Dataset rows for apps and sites
=== Section Start ===

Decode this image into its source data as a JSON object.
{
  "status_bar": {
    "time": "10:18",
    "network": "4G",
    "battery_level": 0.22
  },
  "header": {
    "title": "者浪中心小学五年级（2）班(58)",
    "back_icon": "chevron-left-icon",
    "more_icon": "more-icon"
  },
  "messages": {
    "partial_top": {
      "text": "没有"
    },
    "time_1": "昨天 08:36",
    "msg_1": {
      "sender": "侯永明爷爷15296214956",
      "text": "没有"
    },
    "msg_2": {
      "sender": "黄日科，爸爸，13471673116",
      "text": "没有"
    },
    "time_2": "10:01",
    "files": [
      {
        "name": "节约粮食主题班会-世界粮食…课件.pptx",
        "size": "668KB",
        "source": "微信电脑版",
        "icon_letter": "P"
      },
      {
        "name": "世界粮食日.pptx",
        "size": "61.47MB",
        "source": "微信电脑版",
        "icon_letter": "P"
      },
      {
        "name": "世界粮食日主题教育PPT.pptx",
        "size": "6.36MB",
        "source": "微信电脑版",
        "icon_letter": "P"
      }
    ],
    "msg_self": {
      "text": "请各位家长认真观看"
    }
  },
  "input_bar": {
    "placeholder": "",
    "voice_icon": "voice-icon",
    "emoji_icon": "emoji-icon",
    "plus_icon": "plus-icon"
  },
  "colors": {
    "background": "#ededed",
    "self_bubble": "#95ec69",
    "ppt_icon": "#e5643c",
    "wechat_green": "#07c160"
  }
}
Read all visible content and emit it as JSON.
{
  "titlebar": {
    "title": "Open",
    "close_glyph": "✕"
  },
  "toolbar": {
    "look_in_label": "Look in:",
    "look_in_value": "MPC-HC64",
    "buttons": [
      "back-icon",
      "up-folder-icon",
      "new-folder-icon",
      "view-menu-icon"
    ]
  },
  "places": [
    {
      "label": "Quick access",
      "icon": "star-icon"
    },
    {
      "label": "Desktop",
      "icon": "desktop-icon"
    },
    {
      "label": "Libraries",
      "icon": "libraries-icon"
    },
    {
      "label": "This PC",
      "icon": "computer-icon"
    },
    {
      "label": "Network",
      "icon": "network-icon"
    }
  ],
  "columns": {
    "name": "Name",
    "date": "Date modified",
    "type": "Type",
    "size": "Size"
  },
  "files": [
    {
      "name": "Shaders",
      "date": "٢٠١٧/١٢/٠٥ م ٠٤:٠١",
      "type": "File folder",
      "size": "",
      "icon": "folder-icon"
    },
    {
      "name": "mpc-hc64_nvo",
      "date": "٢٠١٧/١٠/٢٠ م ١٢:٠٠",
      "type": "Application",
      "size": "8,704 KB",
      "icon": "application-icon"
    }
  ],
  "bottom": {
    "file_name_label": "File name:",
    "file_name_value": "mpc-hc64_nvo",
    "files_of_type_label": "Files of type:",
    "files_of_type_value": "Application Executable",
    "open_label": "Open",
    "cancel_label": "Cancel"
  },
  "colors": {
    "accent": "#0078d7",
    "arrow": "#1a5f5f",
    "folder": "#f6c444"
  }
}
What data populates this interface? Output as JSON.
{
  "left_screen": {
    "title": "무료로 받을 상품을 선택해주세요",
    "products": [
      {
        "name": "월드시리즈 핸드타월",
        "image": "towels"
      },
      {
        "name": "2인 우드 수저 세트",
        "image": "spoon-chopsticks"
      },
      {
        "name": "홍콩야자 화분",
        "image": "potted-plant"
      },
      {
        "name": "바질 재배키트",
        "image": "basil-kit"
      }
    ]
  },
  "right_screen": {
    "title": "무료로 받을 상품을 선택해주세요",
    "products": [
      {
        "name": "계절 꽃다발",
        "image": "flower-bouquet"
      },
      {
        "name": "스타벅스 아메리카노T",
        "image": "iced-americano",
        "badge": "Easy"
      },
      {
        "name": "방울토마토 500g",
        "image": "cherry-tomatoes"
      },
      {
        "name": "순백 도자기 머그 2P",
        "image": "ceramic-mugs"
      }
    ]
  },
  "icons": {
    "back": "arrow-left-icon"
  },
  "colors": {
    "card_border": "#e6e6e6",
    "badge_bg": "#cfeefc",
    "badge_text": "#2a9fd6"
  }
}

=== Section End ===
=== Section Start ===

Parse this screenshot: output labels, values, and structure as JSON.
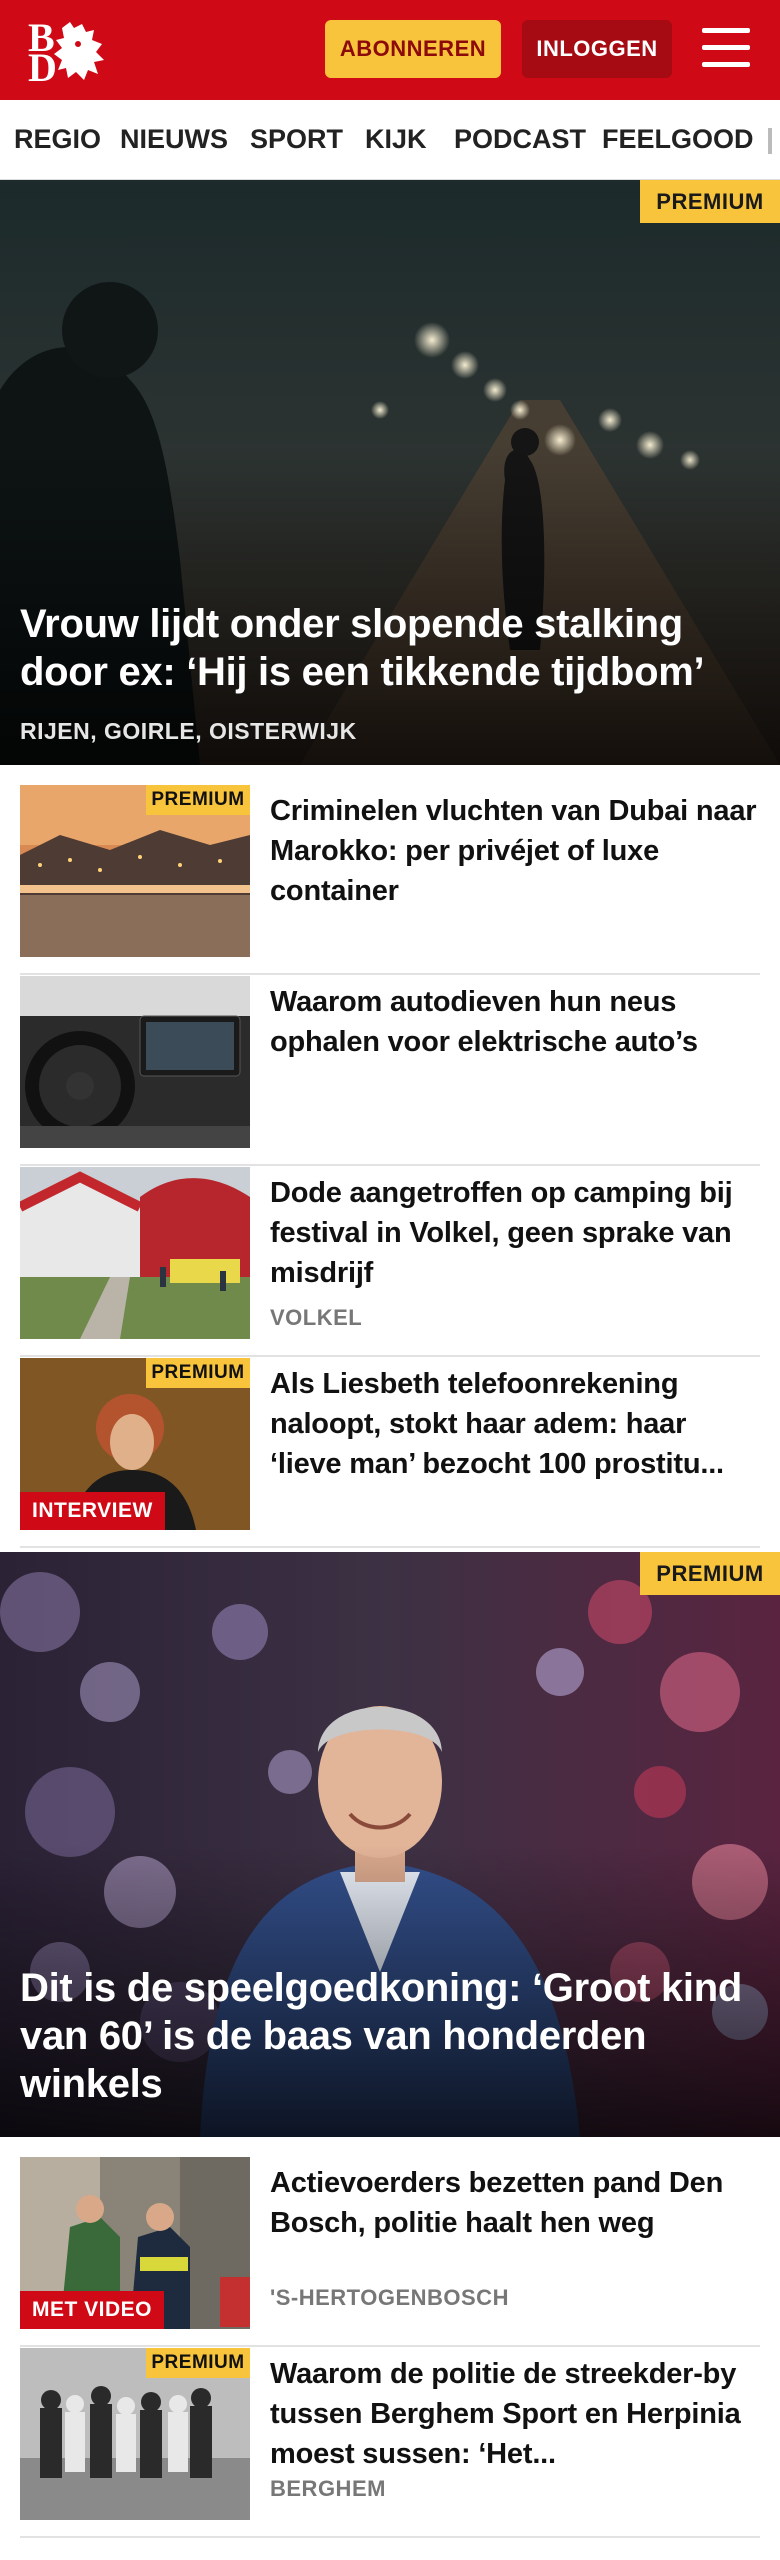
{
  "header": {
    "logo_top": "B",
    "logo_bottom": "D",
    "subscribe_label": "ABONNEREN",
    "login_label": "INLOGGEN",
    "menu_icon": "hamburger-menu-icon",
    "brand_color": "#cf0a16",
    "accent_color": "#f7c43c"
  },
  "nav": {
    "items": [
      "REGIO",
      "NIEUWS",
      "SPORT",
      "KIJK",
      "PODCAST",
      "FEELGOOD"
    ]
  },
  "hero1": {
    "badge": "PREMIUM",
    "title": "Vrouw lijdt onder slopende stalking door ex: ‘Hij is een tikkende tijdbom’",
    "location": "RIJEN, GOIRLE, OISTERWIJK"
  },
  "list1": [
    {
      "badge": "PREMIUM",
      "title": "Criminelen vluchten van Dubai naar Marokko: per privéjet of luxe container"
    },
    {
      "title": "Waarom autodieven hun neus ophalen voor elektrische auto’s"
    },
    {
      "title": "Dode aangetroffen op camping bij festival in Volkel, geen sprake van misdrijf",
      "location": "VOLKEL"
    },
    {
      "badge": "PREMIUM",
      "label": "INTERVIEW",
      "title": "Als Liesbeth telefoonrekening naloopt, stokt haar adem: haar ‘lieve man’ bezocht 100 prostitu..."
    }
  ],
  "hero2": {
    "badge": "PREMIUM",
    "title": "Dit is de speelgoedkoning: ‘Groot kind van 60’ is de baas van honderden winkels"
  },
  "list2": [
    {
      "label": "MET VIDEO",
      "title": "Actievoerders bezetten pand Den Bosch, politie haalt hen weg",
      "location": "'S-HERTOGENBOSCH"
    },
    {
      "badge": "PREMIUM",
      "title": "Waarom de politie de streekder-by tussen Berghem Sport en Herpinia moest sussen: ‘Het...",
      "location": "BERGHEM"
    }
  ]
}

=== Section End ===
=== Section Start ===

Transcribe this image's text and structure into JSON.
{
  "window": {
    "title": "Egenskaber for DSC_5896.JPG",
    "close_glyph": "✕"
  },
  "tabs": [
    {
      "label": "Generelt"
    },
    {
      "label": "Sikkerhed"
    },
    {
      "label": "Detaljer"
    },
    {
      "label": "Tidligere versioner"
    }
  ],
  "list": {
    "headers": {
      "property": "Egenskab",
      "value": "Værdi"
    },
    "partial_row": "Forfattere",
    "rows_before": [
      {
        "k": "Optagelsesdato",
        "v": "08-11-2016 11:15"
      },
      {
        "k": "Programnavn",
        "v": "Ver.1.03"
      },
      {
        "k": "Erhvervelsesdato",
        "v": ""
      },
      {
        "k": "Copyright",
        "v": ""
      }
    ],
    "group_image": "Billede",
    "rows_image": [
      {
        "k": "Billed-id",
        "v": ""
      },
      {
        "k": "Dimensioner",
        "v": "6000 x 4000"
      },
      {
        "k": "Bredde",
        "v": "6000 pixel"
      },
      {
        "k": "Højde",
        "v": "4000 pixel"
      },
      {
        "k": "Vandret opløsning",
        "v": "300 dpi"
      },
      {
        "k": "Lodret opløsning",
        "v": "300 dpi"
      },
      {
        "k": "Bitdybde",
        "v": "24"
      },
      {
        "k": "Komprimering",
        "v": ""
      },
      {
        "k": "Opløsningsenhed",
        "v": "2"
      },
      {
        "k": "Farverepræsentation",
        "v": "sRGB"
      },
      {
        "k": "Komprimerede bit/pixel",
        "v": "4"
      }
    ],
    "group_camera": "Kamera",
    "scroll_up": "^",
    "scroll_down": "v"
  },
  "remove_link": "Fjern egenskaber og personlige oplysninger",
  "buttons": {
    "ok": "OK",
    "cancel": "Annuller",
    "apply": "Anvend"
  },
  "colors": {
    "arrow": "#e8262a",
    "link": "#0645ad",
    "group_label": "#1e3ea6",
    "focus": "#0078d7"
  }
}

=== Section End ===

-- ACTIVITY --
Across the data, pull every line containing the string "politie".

-- EXPECTED ANSWER --
      "title": "Actievoerders bezetten pand Den Bosch, politie haalt hen weg",
      "title": "Waarom de politie de streekder-by tussen Berghem Sport en Herpinia moest sussen: ‘Het...",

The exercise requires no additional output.